If you’ve ever wondered why you should vote, you’re not alone. Voting can be an intimidating task, and come election time, it can feel like you’ve been pummeled with opinions, news stories, and promises, all with one goal in mind: for you to cast your ballot.
Voting is a delicate topic, especially in today’s uncertain climate. Do you vote Republican or Democrat, or maybe give a third party a chance? What are your beliefs and values? Do you believe in looking out for the individual, or supporting the whole?
It is a dizzying carousel of candidates, platforms, and lobbying groups. There are soapboxes on every corner, figuratively and literally. Opposing politics often pits friends, family, and neighbors against each other. For this reason, some potential voters might be scared off entirely.
Why People Don’t Vote
Lack of Transparency
For some, the roadblock to voting may be one of trust. Which candidate has your best interests in mind? How can you know who is telling the truth? Who will follow through on their campaign promises, and who is just blowing hot air?
For younger voters especially, a lack of understanding can feel like a massive barrier. If that’s the case, casting a vote can feel like you’re shooting blind.
Some folks find politics boring. Admittedly, the bureaucratic process can be quite a slog. But when it comes down to it, all those words and pieces of paper decide our country’s future.
For others, nihilism may be holding you back. Many feel that the candidates don’t represent their beliefs or values. “The system is broken,” “my vote doesn’t count,” and even “(expletive) politics!” are frequently heard around election time.
In truth, voter apathy is not all that surprising. It’s a symptom of a system that has long felt biased, unfair, and inaccessible. But the bottom line is that voting is the cornerstone of American democracy.
Contrary to popular belief, your vote doesn’t just count every four years. Of course, voting in the presidential election is a big deal, but it’s not the only one that matters. You can vote for your governor or even for the state legislator. In your city or town, you can vote for your mayor.
If you want to educate yourself on elections but are unsure of where to start, the federal government’s website has a list of resources by state. No matter where you are in the process of educating yourself, you have the right to cast your vote, and you should never take it for granted.
No matter who you are, it’s crucial that you get out and vote. Voting is a fundamental part of our constitutional rights. It is not only a civic duty; for many Americans, including women and racial minorities, voting is a hard-won privilege.
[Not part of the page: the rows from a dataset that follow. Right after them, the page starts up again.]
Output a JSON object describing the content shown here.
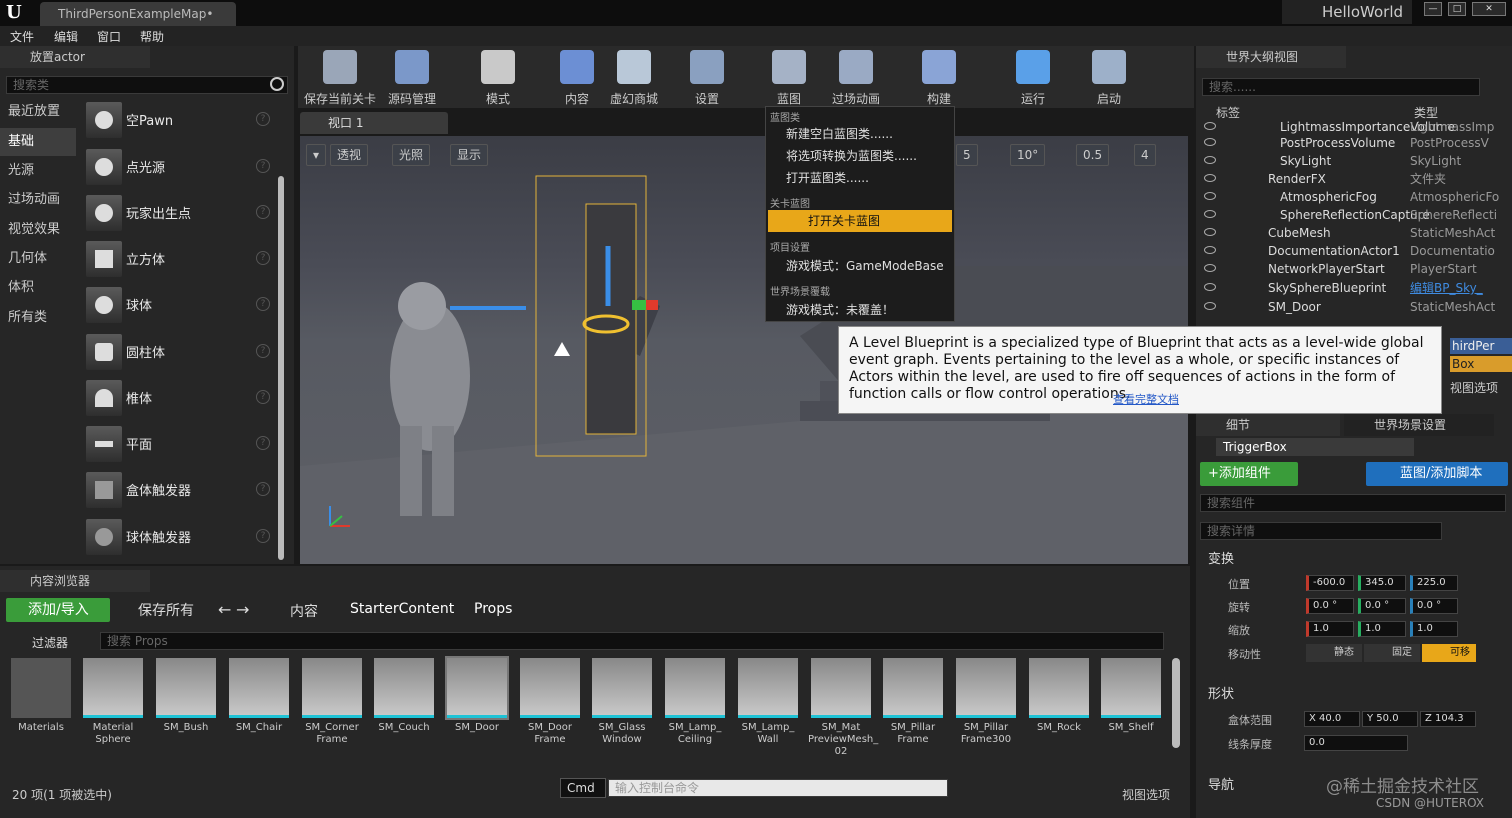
{
  "titlebar": {
    "tab": "ThirdPersonExampleMap•",
    "project": "HelloWorld",
    "min": "—",
    "max": "□",
    "close": "✕"
  },
  "menu": [
    "文件",
    "编辑",
    "窗口",
    "帮助"
  ],
  "place_actor": {
    "title": "放置actor",
    "search_placeholder": "搜索类",
    "categories": [
      "最近放置",
      "基础",
      "光源",
      "过场动画",
      "视觉效果",
      "几何体",
      "体积",
      "所有类"
    ],
    "items": [
      "空Pawn",
      "点光源",
      "玩家出生点",
      "立方体",
      "球体",
      "圆柱体",
      "椎体",
      "平面",
      "盒体触发器",
      "球体触发器"
    ]
  },
  "toolbar": [
    {
      "label": "保存当前关卡",
      "color": "#9aa6b8"
    },
    {
      "label": "源码管理",
      "color": "#7b98c9"
    },
    {
      "label": "模式",
      "color": "#c9c9c9"
    },
    {
      "label": "内容",
      "color": "#6c8fd4"
    },
    {
      "label": "虚幻商城",
      "color": "#b9c8d8"
    },
    {
      "label": "设置",
      "color": "#8aa0c0"
    },
    {
      "label": "蓝图",
      "color": "#a5b2c6"
    },
    {
      "label": "过场动画",
      "color": "#9aaac4"
    },
    {
      "label": "构建",
      "color": "#8aa4d6"
    },
    {
      "label": "运行",
      "color": "#5aa0e8"
    },
    {
      "label": "启动",
      "color": "#9db0c9"
    }
  ],
  "viewport": {
    "tab": "视口 1",
    "buttons": [
      "透视",
      "光照",
      "显示"
    ],
    "right_values": [
      "5",
      "10°",
      "0.5",
      "4"
    ]
  },
  "blueprint_menu": {
    "sec1": "蓝图类",
    "new_blank": "新建空白蓝图类......",
    "convert": "将选项转换为蓝图类......",
    "open_class": "打开蓝图类......",
    "sec2": "关卡蓝图",
    "open_level": "打开关卡蓝图",
    "sec3": "项目设置",
    "gamemode": "游戏模式：GameModeBase",
    "sec4": "世界场景覆载",
    "override": "游戏模式：未覆盖！"
  },
  "tooltip": {
    "text": "A Level Blueprint is a specialized type of Blueprint that acts as a level-wide global event graph. Events pertaining to the level as a whole, or specific instances of Actors within the level, are used to fire off sequences of actions in the form of function calls or flow control operations.",
    "link": "查看完整文档"
  },
  "outliner": {
    "title": "世界大纲视图",
    "search_placeholder": "搜索......",
    "col_label": "标签",
    "col_type": "类型",
    "rows": [
      {
        "name": "LightmassImportanceVolume",
        "type": "LightmassImp"
      },
      {
        "name": "PostProcessVolume",
        "type": "PostProcessV"
      },
      {
        "name": "SkyLight",
        "type": "SkyLight"
      },
      {
        "name": "RenderFX",
        "type": "文件夹"
      },
      {
        "name": "AtmosphericFog",
        "type": "AtmosphericFo"
      },
      {
        "name": "SphereReflectionCapture",
        "type": "SphereReflecti"
      },
      {
        "name": "CubeMesh",
        "type": "StaticMeshAct"
      },
      {
        "name": "DocumentationActor1",
        "type": "Documentatio"
      },
      {
        "name": "NetworkPlayerStart",
        "type": "PlayerStart"
      },
      {
        "name": "SkySphereBlueprint",
        "type": "编辑BP_Sky_"
      },
      {
        "name": "SM_Door",
        "type": "StaticMeshAct"
      }
    ],
    "partial_right": [
      "hirdPer",
      "Box",
      "视图选项"
    ]
  },
  "details": {
    "tab_details": "细节",
    "tab_world": "世界场景设置",
    "object_name": "TriggerBox",
    "add_component": "+添加组件",
    "blueprint_btn": "蓝图/添加脚本",
    "search_components": "搜索组件",
    "search_details": "搜索详情",
    "sec_transform": "变换",
    "location": "位置",
    "rotation": "旋转",
    "scale": "缩放",
    "mobility": "移动性",
    "loc": [
      "-600.0",
      "345.0",
      "225.0"
    ],
    "rot": [
      "0.0 °",
      "0.0 °",
      "0.0 °"
    ],
    "scl": [
      "1.0",
      "1.0",
      "1.0"
    ],
    "mob": [
      "静态",
      "固定",
      "可移"
    ],
    "sec_shape": "形状",
    "box_extent": "盒体范围",
    "extent": [
      "X  40.0",
      "Y  50.0",
      "Z  104.3"
    ],
    "line_thickness": "线条厚度",
    "line_val": "0.0",
    "sec_nav": "导航"
  },
  "content_browser": {
    "tab": "内容浏览器",
    "add_import": "添加/导入",
    "save_all": "保存所有",
    "path": [
      "内容",
      "StarterContent",
      "Props"
    ],
    "filter": "过滤器",
    "search_placeholder": "搜索 Props",
    "assets": [
      "Materials",
      "Material Sphere",
      "SM_Bush",
      "SM_Chair",
      "SM_Corner Frame",
      "SM_Couch",
      "SM_Door",
      "SM_Door Frame",
      "SM_Glass Window",
      "SM_Lamp_ Ceiling",
      "SM_Lamp_ Wall",
      "SM_Mat PreviewMesh_ 02",
      "SM_Pillar Frame",
      "SM_Pillar Frame300",
      "SM_Rock",
      "SM_Shelf"
    ],
    "status": "20 项(1 项被选中)",
    "cmd": "Cmd",
    "console_placeholder": "输入控制台命令",
    "view_options": "视图选项"
  },
  "watermark": "@稀土掘金技术社区",
  "watermark2": "CSDN @HUTEROX"
}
If you can vote, get out and do it. Even if you don’t fully understand the process, casting your vote is the first step towards participating in our democracy. Voting is a fundamental right and a vital tool for making change. Don’t deny yourself the opportunity to have your say!